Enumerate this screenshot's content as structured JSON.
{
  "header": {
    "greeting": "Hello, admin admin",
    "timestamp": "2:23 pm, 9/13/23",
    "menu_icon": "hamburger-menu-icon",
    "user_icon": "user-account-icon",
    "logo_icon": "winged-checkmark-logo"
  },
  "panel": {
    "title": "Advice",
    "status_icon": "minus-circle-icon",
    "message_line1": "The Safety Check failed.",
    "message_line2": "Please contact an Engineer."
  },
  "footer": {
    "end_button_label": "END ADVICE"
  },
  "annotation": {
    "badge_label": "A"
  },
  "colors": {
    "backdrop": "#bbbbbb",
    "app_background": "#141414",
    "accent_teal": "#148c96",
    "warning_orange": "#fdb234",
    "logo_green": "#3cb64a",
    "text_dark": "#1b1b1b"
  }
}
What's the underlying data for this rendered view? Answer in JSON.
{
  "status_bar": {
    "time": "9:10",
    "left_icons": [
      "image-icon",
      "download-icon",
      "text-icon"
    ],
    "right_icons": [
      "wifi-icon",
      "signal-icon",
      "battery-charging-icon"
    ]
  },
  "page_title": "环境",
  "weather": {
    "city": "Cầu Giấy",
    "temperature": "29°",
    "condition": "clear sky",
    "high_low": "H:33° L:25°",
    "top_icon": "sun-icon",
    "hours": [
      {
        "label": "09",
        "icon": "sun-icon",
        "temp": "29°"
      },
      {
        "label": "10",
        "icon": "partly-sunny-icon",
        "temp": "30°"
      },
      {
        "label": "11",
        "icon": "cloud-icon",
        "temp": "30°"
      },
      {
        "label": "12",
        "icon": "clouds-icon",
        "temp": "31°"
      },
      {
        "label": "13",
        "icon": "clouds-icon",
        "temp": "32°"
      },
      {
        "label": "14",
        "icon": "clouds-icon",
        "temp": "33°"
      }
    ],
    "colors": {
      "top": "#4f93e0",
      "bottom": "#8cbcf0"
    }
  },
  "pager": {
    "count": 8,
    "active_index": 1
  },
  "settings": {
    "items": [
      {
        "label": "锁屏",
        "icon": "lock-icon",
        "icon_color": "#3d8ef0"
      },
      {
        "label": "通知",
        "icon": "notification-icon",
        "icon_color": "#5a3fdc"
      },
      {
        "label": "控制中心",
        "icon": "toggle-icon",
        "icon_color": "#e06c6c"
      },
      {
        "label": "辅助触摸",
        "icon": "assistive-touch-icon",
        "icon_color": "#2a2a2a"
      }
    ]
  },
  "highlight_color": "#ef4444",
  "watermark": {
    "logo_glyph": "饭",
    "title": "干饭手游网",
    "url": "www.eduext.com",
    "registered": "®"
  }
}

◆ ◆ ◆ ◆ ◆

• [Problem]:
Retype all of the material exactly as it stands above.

• [Solution]:
Enumerate this screenshot's content as structured JSON.
{
  "header": {
    "greeting": "Hello, admin admin",
    "timestamp": "2:23 pm, 9/13/23",
    "menu_icon": "hamburger-menu-icon",
    "user_icon": "user-account-icon",
    "logo_icon": "winged-checkmark-logo"
  },
  "panel": {
    "title": "Advice",
    "status_icon": "minus-circle-icon",
    "message_line1": "The Safety Check failed.",
    "message_line2": "Please contact an Engineer."
  },
  "footer": {
    "end_button_label": "END ADVICE"
  },
  "annotation": {
    "badge_label": "A"
  },
  "colors": {
    "backdrop": "#bbbbbb",
    "app_background": "#141414",
    "accent_teal": "#148c96",
    "warning_orange": "#fdb234",
    "logo_green": "#3cb64a",
    "text_dark": "#1b1b1b"
  }
}
What's the underlying data for this rendered view? Answer in JSON.
{
  "status_bar": {
    "time": "9:10",
    "left_icons": [
      "image-icon",
      "download-icon",
      "text-icon"
    ],
    "right_icons": [
      "wifi-icon",
      "signal-icon",
      "battery-charging-icon"
    ]
  },
  "page_title": "环境",
  "weather": {
    "city": "Cầu Giấy",
    "temperature": "29°",
    "condition": "clear sky",
    "high_low": "H:33° L:25°",
    "top_icon": "sun-icon",
    "hours": [
      {
        "label": "09",
        "icon": "sun-icon",
        "temp": "29°"
      },
      {
        "label": "10",
        "icon": "partly-sunny-icon",
        "temp": "30°"
      },
      {
        "label": "11",
        "icon": "cloud-icon",
        "temp": "30°"
      },
      {
        "label": "12",
        "icon": "clouds-icon",
        "temp": "31°"
      },
      {
        "label": "13",
        "icon": "clouds-icon",
        "temp": "32°"
      },
      {
        "label": "14",
        "icon": "clouds-icon",
        "temp": "33°"
      }
    ],
    "colors": {
      "top": "#4f93e0",
      "bottom": "#8cbcf0"
    }
  },
  "pager": {
    "count": 8,
    "active_index": 1
  },
  "settings": {
    "items": [
      {
        "label": "锁屏",
        "icon": "lock-icon",
        "icon_color": "#3d8ef0"
      },
      {
        "label": "通知",
        "icon": "notification-icon",
        "icon_color": "#5a3fdc"
      },
      {
        "label": "控制中心",
        "icon": "toggle-icon",
        "icon_color": "#e06c6c"
      },
      {
        "label": "辅助触摸",
        "icon": "assistive-touch-icon",
        "icon_color": "#2a2a2a"
      }
    ]
  },
  "highlight_color": "#ef4444",
  "watermark": {
    "logo_glyph": "饭",
    "title": "干饭手游网",
    "url": "www.eduext.com",
    "registered": "®"
  }
}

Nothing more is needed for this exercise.